● YOUR INSTRUCTIONS
Copy out each line of the data that holds the string "warning".

● EXERCISE INPUTS

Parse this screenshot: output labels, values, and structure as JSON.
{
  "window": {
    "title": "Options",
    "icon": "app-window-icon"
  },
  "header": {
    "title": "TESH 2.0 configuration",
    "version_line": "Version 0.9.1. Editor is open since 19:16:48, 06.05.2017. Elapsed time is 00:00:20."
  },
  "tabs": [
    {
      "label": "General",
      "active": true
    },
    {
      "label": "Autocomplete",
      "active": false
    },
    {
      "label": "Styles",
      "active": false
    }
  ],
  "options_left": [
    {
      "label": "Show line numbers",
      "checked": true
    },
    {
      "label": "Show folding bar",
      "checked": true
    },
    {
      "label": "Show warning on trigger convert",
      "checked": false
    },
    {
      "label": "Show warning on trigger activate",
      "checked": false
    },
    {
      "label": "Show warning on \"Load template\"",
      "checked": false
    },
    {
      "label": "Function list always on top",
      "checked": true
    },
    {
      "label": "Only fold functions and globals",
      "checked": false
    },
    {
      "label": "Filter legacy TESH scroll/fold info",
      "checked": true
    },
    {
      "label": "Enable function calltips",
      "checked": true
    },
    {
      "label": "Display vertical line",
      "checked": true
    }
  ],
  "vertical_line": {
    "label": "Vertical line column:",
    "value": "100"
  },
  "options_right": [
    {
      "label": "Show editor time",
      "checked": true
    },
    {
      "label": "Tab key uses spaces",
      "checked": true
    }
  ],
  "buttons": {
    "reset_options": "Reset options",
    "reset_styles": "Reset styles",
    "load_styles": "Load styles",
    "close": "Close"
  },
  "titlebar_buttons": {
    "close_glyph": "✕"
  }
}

● EXERCISE SOLUTION
      "label": "Show warning on trigger convert",
      "label": "Show warning on trigger activate",
      "label": "Show warning on \"Load template\"",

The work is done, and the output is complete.